Folia Parasitologica 52[1/2] 51-61 (2005) | 10.14411/fp.2005.007
Traditionally, the Microsporidia were primarily studied in insects and fish. There were only a few human cases of microsporidiosis reported until the advent of AIDS, when the number of human microsporidian infections dramatically increased and the importance of these new pathogens to medicine became evident. Over a dozen different kinds of microsporidia infecting humans have been reported. While some of these infections were identified in new genera (Enterocytozoon, Vittaforma), there were also infections identified from established genera such as Pleistophora and Encephalitozoon. The genus Pleistophora, originally erected for a species described from fish muscle, and the genus Encephalitozoon, originally described from disseminated infection in rabbits, suggested a link between human infections and animals. In the 1980's, three Pleistophora sp. infections were described from human skeletal muscle without life cycles presented. Subsequently, the genus Trachipleistophora was established for a human-infecting microsporidium with developmental differences from species of the genus Pleistophora. Thus, the existence of a true Pleistophora sp. or spp. in humans was put into question. We have demonstrated the life-cycle stages of the original Pleistophora sp. (Ledford et al. 1985) infection from human muscle, confirming the existence of a true Pleistophora species in humans, P. ronneafiei Cali et Takvorian, 2003, the first demonstrated in a mammalian host. Another human infection, caused by a parasite from invertebrates, was Brachiola algerae (Vavra et Undeen, 1970) Lowman, Takvorian et Cali, 2000. The developmental stages of this human muscle-infecting microsporidium demonstrate morphologically what we have also confirmed by molecular means, that B. algerae, the mosquito parasite, is the causative agent of this human skeletal muscle infection. B. algerae had previously been demonstrated in humans but only in surface infections, skin and eye. The diagnostic features of B. algerae and P. ronneafiei infections in human skeletal muscle are presented. While Encephalitozoon cuniculi has been known as both an animal (mammal) and human parasite, the idea of human microsporidial infections derived from cold-blooded vertebrates and invertebrates has only been suggested by microsporidian phylogeny based on small subunit ribosomal DNA sequences but has not been appreciated. The morphological data presented here demonstrate these relationships.
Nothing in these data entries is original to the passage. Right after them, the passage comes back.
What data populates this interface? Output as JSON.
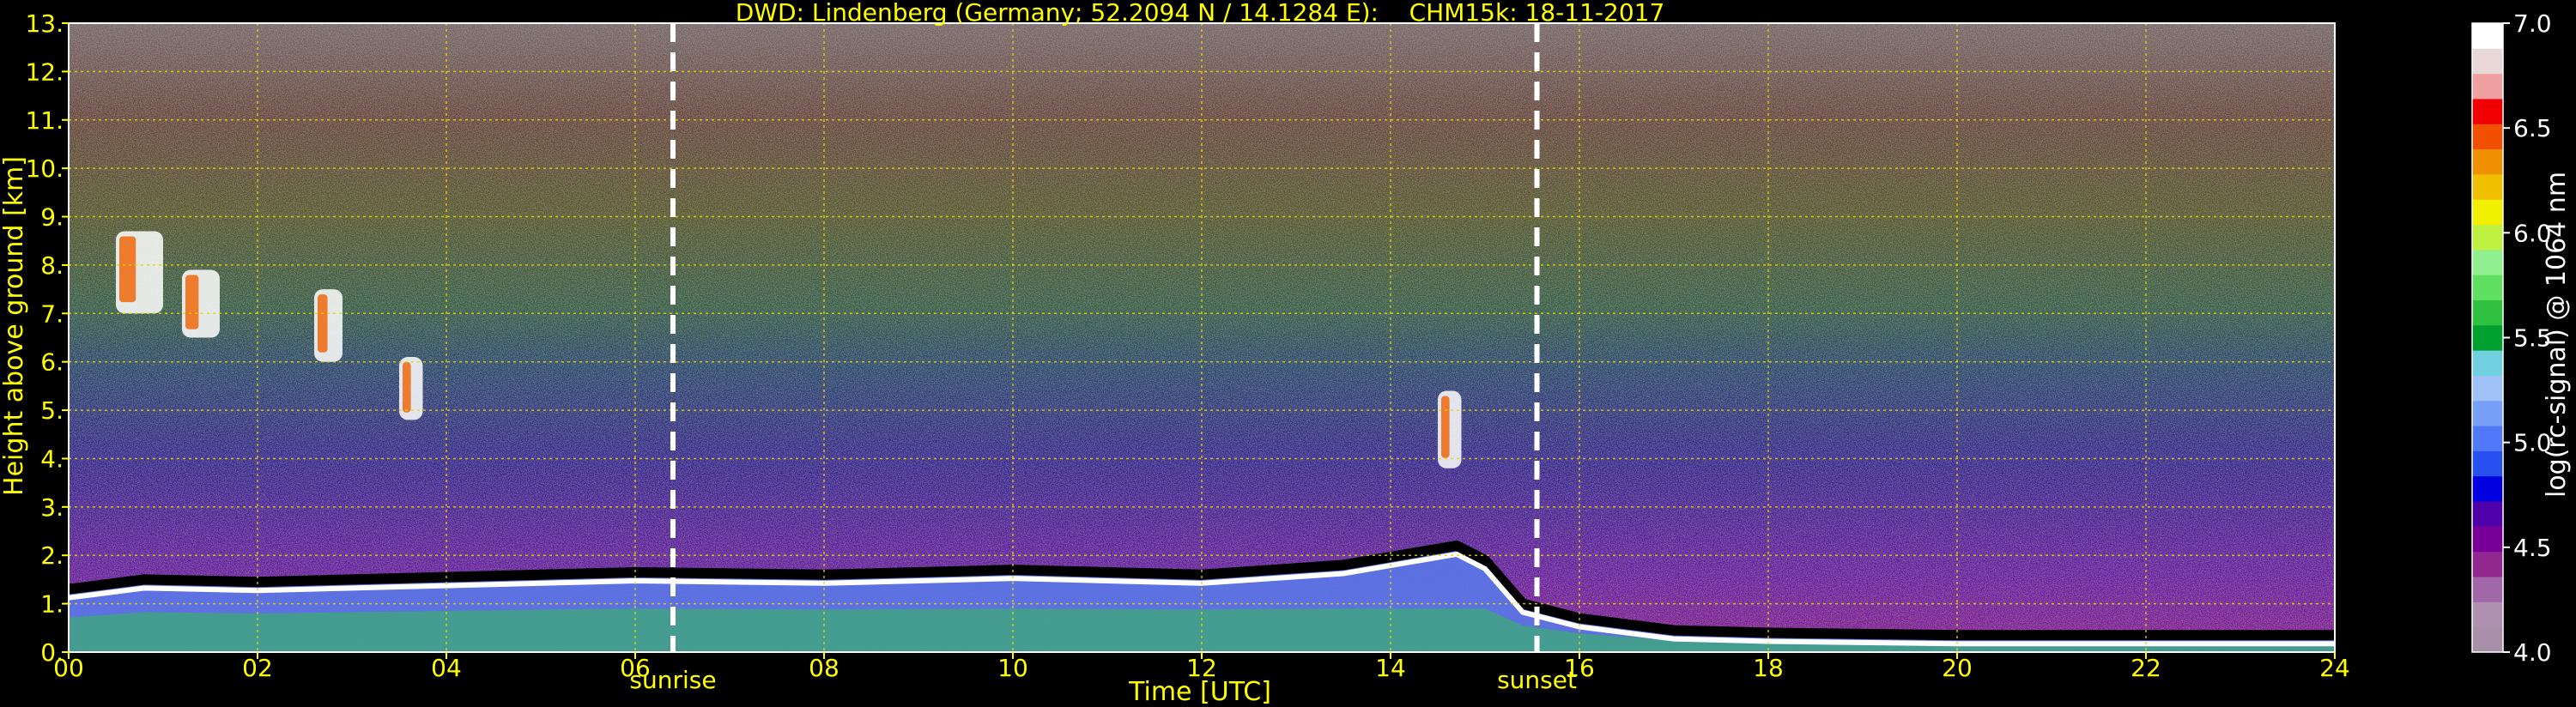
{
  "chart_data": {
    "type": "heatmap",
    "title": "DWD: Lindenberg (Germany; 52.2094 N / 14.1284 E):    CHM15k: 18-11-2017",
    "xlabel": "Time [UTC]",
    "ylabel": "Height above ground [km]",
    "xlim": [
      0,
      24
    ],
    "ylim": [
      0,
      13
    ],
    "x_ticks": [
      "00",
      "02",
      "04",
      "06",
      "08",
      "10",
      "12",
      "14",
      "16",
      "18",
      "20",
      "22",
      "24"
    ],
    "y_ticks": [
      "0.",
      "1.",
      "2.",
      "3.",
      "4.",
      "5.",
      "6.",
      "7.",
      "8.",
      "9.",
      "10.",
      "11.",
      "12.",
      "13."
    ],
    "grid": true,
    "colorbar": {
      "label": "log(rc-signal) @ 1064 nm",
      "range": [
        4.0,
        7.0
      ],
      "ticks": [
        "4.0",
        "4.5",
        "5.0",
        "5.5",
        "6.0",
        "6.5",
        "7.0"
      ],
      "colors": [
        "#a890a8",
        "#b090b0",
        "#a068a8",
        "#902890",
        "#780098",
        "#5000a8",
        "#0000e0",
        "#2850f0",
        "#5078f8",
        "#78a0f8",
        "#a0c0f8",
        "#70d0e0",
        "#00a030",
        "#30c040",
        "#60e060",
        "#90f090",
        "#c0f040",
        "#f0f000",
        "#f0c000",
        "#f09000",
        "#f05000",
        "#f00000",
        "#f0a0a0",
        "#e8d8d8",
        "#ffffff"
      ]
    },
    "annotations": [
      {
        "label": "sunrise",
        "x": 6.4
      },
      {
        "label": "sunset",
        "x": 15.55
      }
    ],
    "features": {
      "boundary_layer_top_km": [
        [
          0.0,
          1.3
        ],
        [
          0.8,
          1.5
        ],
        [
          2.0,
          1.45
        ],
        [
          4.0,
          1.55
        ],
        [
          6.0,
          1.65
        ],
        [
          8.0,
          1.6
        ],
        [
          10.0,
          1.7
        ],
        [
          12.0,
          1.6
        ],
        [
          13.5,
          1.8
        ],
        [
          14.7,
          2.2
        ],
        [
          15.0,
          1.9
        ],
        [
          15.4,
          1.0
        ],
        [
          16.0,
          0.7
        ],
        [
          17.0,
          0.45
        ],
        [
          18.0,
          0.4
        ],
        [
          20.0,
          0.35
        ],
        [
          22.0,
          0.35
        ],
        [
          24.0,
          0.35
        ]
      ],
      "clouds": [
        {
          "x": [
            2.6,
            2.9
          ],
          "y": [
            6.0,
            7.5
          ]
        },
        {
          "x": [
            3.5,
            3.75
          ],
          "y": [
            4.8,
            6.1
          ]
        },
        {
          "x": [
            14.5,
            14.75
          ],
          "y": [
            3.8,
            5.4
          ]
        },
        {
          "x": [
            0.5,
            1.0
          ],
          "y": [
            7.0,
            8.7
          ]
        },
        {
          "x": [
            1.2,
            1.6
          ],
          "y": [
            6.5,
            7.9
          ]
        }
      ]
    }
  }
}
Additionally, water, as a link that connects microsporidial spores in the environment to potential host organisms, is diagrammatically presented.
Received: September 23, 2004; Accepted: January 15, 2005; Published: May 1, 2005